While a compass and straightedge can design simple pieces of furniture, you also need curves that have a varying radius to draw smooth shapes that connect three or four points – the accelerating curves that give motion and life to furniture.
The tools for these important curves are commonly called French curves or Burmester curves. And they are the starting (and ending) point for any designer who wants to escape rigid rectilinear shapes and simple circles.
While you can buy inexpensive plastic curves at an art supply store, the plastic tools have disadvantages compared to traditional wooden curves.

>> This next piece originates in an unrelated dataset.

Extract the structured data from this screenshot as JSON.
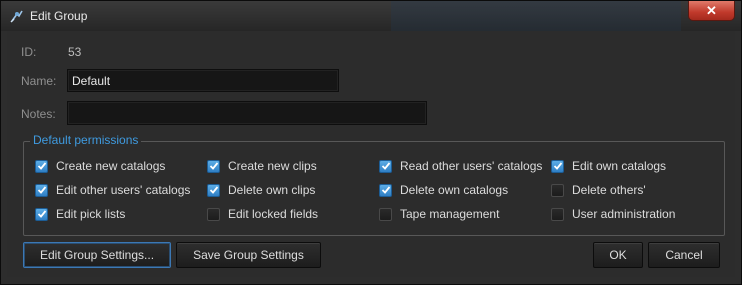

Most plastic curves have small rabbets along their edges. While we understand the function of the rabbet for inking drawings, we think it interferes with making a true and smooth line because you can tilt your pencil or pen. Traditional wooden curves have no rabbet, allowing greater accuracy.
Second, plastic curves are difficult to mark notations on, such as where you want a curve to start and stop. You can mark them with a permanent marker, but this is slow, inaccurate (in our experience) and messy. Plus, smooth plastic curves slide too easily on the paper while making your mark, again, spoiling your accuracy.
Traditional wooden curves, which are difficult to come by on the used market, are a joy to use. Warm in the hand, they are precise, they stick to the paper while you are drafting and it’s easy to write (and erase) notations on their surfaces.
The problem with traditional wooden curves is they were not truly dimensionally stable as they were typically made from solid hardwood. They were also fragile.
The Crucible Design Curves
When we set out to design our curves we wanted them to be strong and stable (like plastic curves) but warm, accurate and easy to use (like wooden curves). The solution is Baltic birch.
We designed our curves using an English set made in 1943 as our foundation and inspiration. The curves are cut and engraved just across the Ohio River from our Covington, Ky., shop.
Baltic birch is an excellent material for this tool. It is more dimensionally stable than any hardwood or softwood that we know of, it doesn’t absorb moisture as readily as wood and the plies of veneer ensure it will stay the same shape year round.
Our first set of curves consists of three of our favorite shapes. The large curve is about 12” long. The smaller two are about 6” long. A full set of curves encompassed many individual tools. And while we hope to bring out more curves in the future, we think these three are an excellent starting point.